━━━ Task input

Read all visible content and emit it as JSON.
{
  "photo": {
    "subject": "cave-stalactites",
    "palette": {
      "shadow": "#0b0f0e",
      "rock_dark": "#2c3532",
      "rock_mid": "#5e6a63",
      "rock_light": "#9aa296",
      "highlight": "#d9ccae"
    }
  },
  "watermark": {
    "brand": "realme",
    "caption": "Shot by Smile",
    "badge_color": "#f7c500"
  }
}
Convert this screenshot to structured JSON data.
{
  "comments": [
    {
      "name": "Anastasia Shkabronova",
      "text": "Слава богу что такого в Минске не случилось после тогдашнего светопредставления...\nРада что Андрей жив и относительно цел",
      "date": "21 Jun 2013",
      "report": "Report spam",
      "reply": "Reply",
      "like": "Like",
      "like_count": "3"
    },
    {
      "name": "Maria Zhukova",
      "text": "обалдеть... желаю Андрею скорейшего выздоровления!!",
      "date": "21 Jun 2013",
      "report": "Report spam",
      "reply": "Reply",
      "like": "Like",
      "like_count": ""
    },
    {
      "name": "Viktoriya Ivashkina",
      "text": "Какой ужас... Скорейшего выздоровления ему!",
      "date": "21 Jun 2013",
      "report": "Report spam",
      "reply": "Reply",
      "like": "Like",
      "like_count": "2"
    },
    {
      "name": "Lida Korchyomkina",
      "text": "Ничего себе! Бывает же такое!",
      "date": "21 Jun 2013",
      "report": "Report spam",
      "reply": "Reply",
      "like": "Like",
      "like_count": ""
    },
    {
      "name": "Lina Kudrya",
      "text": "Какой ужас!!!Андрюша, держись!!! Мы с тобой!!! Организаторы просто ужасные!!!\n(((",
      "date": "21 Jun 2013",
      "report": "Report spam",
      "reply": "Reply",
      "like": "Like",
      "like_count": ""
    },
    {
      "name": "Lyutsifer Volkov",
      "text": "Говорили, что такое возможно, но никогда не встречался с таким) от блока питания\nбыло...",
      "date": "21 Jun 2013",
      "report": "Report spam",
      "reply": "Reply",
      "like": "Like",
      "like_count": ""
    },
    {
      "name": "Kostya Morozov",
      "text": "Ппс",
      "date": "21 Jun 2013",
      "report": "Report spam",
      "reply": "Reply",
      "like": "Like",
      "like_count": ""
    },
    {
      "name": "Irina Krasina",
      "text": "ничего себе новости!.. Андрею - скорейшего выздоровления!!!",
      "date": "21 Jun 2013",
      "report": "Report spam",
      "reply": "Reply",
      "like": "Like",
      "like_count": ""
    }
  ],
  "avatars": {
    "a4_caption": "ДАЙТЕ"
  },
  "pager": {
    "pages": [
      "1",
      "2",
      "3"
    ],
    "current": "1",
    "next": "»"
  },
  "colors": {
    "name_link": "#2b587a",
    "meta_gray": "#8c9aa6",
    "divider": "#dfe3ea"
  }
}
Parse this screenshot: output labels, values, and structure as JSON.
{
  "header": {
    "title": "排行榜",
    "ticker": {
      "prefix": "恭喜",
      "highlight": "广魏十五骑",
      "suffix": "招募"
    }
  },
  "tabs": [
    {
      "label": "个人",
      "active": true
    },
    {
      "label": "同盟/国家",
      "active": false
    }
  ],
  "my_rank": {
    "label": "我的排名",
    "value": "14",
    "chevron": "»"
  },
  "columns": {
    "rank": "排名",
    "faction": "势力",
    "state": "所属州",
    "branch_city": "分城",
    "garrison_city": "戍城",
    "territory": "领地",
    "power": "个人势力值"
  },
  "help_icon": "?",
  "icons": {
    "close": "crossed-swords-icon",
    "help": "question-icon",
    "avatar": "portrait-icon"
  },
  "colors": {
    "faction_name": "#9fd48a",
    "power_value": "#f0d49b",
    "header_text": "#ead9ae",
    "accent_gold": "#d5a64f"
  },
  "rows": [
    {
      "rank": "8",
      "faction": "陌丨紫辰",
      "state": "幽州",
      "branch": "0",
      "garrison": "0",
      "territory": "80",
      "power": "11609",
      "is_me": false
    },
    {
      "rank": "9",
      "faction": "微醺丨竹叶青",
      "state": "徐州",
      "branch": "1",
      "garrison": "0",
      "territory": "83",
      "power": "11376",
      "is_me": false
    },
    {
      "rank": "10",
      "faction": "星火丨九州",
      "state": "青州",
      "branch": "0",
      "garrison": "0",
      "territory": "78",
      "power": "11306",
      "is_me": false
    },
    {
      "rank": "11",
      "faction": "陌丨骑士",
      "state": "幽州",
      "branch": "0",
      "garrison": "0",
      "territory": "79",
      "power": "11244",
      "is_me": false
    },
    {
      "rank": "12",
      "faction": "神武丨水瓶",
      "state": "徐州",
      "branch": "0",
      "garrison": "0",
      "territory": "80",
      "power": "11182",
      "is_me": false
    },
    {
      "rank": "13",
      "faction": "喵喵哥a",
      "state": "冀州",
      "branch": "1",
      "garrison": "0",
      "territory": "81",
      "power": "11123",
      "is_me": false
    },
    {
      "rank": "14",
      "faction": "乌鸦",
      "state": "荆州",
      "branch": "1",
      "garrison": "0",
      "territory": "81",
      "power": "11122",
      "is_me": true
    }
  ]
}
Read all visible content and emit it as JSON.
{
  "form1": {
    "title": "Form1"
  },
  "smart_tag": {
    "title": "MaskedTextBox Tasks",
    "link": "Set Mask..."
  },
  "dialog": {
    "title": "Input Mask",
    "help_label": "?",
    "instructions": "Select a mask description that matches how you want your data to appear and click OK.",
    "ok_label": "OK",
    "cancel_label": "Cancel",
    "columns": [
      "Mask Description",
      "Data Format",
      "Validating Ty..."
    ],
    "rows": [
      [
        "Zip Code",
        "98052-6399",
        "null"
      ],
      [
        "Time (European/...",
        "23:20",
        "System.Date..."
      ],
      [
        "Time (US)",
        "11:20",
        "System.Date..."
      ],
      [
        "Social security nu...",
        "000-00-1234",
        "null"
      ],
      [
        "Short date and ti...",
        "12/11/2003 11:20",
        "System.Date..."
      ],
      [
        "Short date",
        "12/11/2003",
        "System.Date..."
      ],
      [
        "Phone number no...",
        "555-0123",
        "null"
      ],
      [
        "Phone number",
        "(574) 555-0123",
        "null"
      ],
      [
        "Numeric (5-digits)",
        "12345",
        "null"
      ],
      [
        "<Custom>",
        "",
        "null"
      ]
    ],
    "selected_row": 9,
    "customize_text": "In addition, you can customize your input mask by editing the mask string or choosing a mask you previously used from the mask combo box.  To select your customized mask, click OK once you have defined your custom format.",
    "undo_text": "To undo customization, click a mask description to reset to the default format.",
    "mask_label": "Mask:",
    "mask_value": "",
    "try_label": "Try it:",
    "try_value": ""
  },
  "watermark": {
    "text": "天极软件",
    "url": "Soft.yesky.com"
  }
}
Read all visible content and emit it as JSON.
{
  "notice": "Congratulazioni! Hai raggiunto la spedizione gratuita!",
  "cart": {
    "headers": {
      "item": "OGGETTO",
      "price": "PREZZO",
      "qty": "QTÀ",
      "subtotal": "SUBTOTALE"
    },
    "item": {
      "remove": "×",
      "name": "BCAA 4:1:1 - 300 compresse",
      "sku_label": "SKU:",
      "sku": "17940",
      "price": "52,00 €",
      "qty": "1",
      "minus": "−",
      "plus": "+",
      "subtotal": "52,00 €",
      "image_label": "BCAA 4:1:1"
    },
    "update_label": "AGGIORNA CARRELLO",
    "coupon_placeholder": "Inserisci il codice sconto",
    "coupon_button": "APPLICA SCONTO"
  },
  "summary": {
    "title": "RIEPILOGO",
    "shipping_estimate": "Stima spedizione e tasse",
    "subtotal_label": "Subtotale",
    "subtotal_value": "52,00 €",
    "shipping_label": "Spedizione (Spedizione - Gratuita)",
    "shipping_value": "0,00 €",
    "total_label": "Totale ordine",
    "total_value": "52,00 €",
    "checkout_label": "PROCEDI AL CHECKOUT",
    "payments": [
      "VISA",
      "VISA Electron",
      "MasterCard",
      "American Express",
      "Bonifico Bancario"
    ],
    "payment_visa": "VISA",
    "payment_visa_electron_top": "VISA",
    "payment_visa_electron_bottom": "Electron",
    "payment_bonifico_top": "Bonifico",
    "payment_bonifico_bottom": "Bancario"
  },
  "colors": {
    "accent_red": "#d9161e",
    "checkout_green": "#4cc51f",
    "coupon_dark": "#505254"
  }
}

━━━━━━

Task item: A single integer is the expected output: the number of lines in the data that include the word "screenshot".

Task output: 2